Editorial: The United States’ history cannot be erased


Cassidy Smith

Editorial Board

It’s no secret that America continues to struggle with systemic racism that was woven into the fabrics of the nation since its founding. Legislators have not stopped trying to sugarcoat and conceal our nation’s daunting, but nonetheless very real history. The attacks on the teaching of our history, specifically relating to race, have made their way into Texas’ K-12 public school classrooms. 

Passed in the 2021 legislative session to take effect on September 1st, HB 3979 aims to restrict how teachers can talk to their students about current events and America’s history of racism.
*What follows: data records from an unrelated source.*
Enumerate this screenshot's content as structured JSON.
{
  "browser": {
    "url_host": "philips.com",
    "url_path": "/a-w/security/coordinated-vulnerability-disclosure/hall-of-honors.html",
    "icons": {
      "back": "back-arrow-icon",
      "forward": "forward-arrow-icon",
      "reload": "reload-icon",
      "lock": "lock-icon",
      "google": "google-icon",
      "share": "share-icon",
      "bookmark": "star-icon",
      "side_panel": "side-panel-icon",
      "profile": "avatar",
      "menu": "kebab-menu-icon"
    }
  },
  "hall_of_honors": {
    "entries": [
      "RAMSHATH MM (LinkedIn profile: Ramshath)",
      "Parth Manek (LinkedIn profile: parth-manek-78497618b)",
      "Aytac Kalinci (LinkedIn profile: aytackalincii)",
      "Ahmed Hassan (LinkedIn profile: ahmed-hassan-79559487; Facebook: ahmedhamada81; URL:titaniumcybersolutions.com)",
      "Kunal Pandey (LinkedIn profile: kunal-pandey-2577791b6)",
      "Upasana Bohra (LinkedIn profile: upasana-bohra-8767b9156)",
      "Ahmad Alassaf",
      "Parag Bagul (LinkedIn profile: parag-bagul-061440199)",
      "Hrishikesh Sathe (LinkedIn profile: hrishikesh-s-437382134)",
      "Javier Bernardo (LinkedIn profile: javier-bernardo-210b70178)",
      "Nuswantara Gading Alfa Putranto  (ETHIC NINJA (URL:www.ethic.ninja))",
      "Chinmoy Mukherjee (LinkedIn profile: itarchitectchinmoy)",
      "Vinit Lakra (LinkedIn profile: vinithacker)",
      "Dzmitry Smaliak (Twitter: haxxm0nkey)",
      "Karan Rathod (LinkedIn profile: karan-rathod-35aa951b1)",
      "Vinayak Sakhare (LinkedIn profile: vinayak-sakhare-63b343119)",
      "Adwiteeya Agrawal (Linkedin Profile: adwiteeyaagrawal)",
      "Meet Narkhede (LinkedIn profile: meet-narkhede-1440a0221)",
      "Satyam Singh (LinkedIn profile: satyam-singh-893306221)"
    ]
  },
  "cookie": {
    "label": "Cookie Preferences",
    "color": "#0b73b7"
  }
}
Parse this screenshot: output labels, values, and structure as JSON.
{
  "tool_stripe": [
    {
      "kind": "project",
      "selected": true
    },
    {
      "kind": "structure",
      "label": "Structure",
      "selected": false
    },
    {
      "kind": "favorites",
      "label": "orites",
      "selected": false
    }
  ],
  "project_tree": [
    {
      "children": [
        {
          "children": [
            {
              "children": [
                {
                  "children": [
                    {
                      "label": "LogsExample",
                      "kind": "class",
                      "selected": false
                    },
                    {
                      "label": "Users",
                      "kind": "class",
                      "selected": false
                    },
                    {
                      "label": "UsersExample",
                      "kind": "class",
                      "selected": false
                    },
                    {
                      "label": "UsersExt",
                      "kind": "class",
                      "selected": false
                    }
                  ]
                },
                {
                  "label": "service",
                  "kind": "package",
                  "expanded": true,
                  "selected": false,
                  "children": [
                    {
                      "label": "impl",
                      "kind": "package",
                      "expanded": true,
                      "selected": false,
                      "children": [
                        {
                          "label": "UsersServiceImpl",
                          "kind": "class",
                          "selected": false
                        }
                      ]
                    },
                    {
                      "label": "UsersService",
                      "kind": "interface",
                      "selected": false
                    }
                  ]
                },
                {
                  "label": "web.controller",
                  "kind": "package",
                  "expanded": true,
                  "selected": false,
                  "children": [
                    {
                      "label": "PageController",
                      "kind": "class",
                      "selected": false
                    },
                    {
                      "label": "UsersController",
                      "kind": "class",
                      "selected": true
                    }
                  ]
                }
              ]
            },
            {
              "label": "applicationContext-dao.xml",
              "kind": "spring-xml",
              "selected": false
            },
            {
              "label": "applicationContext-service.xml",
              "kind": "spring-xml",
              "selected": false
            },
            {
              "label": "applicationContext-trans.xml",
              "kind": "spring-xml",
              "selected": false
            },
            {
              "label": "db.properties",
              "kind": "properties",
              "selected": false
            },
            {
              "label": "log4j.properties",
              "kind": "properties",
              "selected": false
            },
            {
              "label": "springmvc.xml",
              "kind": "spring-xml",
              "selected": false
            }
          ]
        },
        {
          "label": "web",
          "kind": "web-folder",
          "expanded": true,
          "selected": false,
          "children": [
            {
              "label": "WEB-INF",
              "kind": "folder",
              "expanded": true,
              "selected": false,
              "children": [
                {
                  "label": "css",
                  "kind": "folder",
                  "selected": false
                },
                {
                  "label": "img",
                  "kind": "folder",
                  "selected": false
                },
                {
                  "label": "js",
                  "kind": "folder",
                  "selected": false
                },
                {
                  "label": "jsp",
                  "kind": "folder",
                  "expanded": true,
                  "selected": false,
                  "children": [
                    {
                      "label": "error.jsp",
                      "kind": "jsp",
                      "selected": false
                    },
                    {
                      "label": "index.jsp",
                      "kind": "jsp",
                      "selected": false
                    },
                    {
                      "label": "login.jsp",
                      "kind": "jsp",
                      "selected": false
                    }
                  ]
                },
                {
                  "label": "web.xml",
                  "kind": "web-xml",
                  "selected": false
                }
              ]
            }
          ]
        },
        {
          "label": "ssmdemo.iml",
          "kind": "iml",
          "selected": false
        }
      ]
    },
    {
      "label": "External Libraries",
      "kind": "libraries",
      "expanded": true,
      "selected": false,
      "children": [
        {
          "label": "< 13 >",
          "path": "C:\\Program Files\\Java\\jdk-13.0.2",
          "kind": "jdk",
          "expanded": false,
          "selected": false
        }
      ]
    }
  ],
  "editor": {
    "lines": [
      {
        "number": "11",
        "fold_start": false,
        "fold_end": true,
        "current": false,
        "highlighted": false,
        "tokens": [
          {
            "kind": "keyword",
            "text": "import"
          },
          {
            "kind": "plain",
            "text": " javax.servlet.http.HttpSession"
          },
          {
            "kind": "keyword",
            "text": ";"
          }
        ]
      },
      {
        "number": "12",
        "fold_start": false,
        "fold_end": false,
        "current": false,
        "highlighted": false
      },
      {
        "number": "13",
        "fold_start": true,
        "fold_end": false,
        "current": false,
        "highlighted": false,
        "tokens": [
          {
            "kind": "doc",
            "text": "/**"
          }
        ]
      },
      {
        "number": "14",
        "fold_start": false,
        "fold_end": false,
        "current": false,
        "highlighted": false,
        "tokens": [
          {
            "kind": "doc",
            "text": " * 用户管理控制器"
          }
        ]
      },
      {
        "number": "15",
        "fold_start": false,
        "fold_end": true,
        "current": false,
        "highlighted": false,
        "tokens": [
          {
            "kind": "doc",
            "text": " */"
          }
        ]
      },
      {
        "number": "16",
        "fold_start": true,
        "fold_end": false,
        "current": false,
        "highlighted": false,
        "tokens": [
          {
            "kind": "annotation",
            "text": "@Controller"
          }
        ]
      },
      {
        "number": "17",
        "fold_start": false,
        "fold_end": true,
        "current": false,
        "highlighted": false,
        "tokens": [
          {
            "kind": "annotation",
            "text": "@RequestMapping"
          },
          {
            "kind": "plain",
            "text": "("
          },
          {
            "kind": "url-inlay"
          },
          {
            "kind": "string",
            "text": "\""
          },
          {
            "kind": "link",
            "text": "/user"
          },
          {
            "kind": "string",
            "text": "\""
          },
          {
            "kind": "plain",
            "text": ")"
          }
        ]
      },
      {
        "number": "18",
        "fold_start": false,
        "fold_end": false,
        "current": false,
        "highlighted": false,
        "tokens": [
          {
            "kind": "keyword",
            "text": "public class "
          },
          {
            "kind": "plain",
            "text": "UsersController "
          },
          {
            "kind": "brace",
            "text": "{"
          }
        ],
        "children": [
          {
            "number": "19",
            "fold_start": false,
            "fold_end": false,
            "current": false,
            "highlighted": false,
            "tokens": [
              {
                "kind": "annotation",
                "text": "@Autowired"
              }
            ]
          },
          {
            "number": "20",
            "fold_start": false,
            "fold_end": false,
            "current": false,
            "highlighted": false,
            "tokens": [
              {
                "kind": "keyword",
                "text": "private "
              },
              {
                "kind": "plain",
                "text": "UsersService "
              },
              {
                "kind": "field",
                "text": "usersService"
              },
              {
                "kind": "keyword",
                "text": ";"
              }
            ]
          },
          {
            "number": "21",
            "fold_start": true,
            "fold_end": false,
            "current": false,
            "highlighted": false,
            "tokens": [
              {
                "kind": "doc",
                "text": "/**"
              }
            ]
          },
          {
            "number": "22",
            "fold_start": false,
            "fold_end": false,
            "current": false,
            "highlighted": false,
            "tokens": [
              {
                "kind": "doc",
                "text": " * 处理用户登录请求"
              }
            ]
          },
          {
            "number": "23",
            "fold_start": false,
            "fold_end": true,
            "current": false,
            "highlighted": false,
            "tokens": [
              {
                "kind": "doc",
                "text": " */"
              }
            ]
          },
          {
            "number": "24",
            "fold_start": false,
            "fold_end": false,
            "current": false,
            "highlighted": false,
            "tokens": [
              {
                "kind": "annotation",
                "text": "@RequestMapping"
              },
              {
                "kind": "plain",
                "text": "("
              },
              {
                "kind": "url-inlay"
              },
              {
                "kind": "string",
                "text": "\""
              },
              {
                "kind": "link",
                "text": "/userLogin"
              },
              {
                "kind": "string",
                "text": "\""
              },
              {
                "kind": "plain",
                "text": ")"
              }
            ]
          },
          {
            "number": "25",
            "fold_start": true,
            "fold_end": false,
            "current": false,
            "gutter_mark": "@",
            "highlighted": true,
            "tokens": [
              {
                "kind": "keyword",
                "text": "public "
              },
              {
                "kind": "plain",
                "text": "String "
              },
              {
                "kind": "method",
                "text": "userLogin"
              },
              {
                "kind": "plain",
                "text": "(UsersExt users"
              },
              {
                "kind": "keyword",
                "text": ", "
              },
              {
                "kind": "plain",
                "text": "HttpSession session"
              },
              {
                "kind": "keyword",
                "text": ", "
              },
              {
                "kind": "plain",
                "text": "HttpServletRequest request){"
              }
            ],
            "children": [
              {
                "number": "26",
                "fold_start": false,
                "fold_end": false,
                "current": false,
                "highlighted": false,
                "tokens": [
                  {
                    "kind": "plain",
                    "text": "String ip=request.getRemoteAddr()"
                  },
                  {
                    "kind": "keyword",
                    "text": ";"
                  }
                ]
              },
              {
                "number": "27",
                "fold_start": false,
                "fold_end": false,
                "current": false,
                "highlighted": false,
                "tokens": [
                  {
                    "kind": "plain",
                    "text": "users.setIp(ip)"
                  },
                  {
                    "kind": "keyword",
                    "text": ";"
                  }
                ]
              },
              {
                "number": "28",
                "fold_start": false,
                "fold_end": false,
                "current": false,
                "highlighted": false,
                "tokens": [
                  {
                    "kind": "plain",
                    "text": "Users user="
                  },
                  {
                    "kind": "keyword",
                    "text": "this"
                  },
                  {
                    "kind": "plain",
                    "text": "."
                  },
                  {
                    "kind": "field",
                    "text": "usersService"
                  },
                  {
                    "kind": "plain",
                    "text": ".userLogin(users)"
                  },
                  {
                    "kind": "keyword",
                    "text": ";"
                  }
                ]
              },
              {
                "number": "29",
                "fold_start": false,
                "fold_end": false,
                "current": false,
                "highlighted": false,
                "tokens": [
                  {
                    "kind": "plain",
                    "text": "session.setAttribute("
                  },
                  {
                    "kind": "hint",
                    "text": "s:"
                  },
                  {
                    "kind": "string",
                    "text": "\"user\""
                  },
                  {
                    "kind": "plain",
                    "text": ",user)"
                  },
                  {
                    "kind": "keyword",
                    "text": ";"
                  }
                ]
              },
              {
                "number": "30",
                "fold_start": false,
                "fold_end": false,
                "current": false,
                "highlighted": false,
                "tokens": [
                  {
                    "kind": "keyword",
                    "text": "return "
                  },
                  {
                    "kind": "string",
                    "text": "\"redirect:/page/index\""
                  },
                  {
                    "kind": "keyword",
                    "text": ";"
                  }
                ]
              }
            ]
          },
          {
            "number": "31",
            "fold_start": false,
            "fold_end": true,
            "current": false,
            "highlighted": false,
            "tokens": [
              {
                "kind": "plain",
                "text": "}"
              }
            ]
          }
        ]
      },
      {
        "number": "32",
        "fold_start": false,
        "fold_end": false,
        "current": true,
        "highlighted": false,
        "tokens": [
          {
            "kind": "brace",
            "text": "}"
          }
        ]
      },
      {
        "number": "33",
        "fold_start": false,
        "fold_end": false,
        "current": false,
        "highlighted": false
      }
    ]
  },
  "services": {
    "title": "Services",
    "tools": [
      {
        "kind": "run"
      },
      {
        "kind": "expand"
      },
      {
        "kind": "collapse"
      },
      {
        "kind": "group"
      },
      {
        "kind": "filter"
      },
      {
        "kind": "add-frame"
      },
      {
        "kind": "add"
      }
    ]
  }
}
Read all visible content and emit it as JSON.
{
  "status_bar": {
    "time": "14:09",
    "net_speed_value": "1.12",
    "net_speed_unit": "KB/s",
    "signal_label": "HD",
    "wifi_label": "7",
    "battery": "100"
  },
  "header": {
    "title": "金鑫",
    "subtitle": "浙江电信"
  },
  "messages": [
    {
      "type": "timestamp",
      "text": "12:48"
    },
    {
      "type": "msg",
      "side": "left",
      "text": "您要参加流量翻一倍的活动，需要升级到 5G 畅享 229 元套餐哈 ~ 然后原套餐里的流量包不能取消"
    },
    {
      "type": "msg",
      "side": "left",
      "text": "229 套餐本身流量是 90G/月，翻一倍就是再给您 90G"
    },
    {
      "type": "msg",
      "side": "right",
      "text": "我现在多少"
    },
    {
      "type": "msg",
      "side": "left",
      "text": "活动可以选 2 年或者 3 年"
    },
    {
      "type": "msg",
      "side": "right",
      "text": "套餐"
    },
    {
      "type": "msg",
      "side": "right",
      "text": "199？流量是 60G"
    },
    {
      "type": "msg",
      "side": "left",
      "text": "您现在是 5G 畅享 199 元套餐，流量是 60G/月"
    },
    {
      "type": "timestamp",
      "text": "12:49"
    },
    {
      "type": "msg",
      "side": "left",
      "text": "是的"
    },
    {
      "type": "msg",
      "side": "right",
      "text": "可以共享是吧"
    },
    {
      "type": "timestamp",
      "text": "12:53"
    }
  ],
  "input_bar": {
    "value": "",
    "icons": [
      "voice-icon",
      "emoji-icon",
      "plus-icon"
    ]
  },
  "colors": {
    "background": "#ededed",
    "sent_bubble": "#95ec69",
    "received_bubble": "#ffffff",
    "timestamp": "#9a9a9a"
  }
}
Many conservatives have labeled this as Critical Race Theory, or CRT, an academic philosophy over 40 years old that examines the impact of race and racism on U.S. laws and policies. 

The Eagle’s Eye believes that HB 3979 is a misguided, politically motivated attempt to hinder the understanding of our nation’s history in K-12 classrooms. 

Though none of the bills explicitly name CRT, it’s more than clear that the law is politically motivated by Republican legislators. HB 3979 states that a teacher “may not be compelled to discuss a particular current event or widely debated and currently controversial issue of public policy or social affairs.” 

The wording of the bill is intentionally and purposely broad so as to fit any kind of condition or circumstance, which could simply be that a parent doesn’t like what’s being talked about in the classroom. It doesn’t directly state what is permissible to talk about and what is prohibited, making it very easy to manipulate. Prohibiting what can be talked about in itself is an infringement and violation of our First Amendment right to freedom of speech. 

According to Governor Greg Abbott, HB 3979 is a “strong move” to abolish CRT. However, CRT itself, as a study in academia based in legal theory, is not something that’s taught within K-12 classrooms, but rather within post-secondary institutions. It’s impossible to keep CRT out of K-12 classrooms because it’s not something that’s in them in the first place. The concept of CRT is being misrepresented by Republican legislators, who are labeling any discussion of race or racism as CRT in order to prevent students from learning accurate history. 

Preventing students from learning accurate history through anti-CRT legislation would only be putting students at an academic disadvantage, especially for social studies classes that often require students to interpret and reflect back on historical events from multiple perspectives. Students would not only be missing out on a more rigorous classroom experience, but would also be robbed of their ability to develop their critical thinking and analytical skills. 

Hurting us even more, anti-CRT legislation puts students at an emotional disadvantage. For a minority or student of color, sitting in a U.S. history classroom and completely neglecting the impact of race, completely neglecting all of the pain and hurt that slaves or Native Americans experienced, is going to be distressing and traumatizing. Teaching us to hide our past is only going to make us feel like we need to be ashamed of who we are, both as individuals and as a nation. 

While Republican legislators fear that CRT is going to be a way to instill feelings of guilt and ideas of self-demoralization within white students, what they don’t realize is that a teacher would never intentionally make a student feel guilty, especially not for something that happened in the past. No teacher would ever tell a white student that slavery is their fault. If Republican legislators are fearful of what they think is going on in a classroom – teachers pointing fingers at students – then they should take a step into one of our classrooms and watch our teachers in action, preserving the accounts of our nation’s history while providing a challenging curriculum and pushing students to their academic potentials. 

Teachers shouldn’t have to come to work questioning if today is the day that they’re going to lose their jobs, or even worse, be unable to further pursue their careers that they’ve worked incredibly hard for. It is the teachers’ responsibilities and professional obligations to make sure that students enter the real world not just aware of our nation’s history, but also as well-rounded adults, both of which go hand in hand. When teachers are prevented from doing their jobs, students will no longer enter the real world with the right set of skills that they’ll need to succeed, thus harming the future of our nation. 

Regardless of the color of your skin, our nation’s historical wrongdoings aren’t going to be something that anybody enjoys talking about or takes pride in. Talking about Jim Crow laws or about the nature of slavery or about the genocide of Native Americans isn’t supposed to be comfortable for anybody. But it’s something that must be talked about so as to not allow history to repeat itself. We can’t turn back time and change or erase the past, but what we can do is learn from our nation’s mistakes and do better. 

We believe that the way to do better, the way to “form a more perfect Union” as our founders once said, is to come together as a nation and reflect upon our history. It is imperative to realize that pitting us against each other based on our skin color isn’t going to get us anywhere. Rather, we believe in coming together to perpetuate and amplify the voices of the past in an effort to improve our future.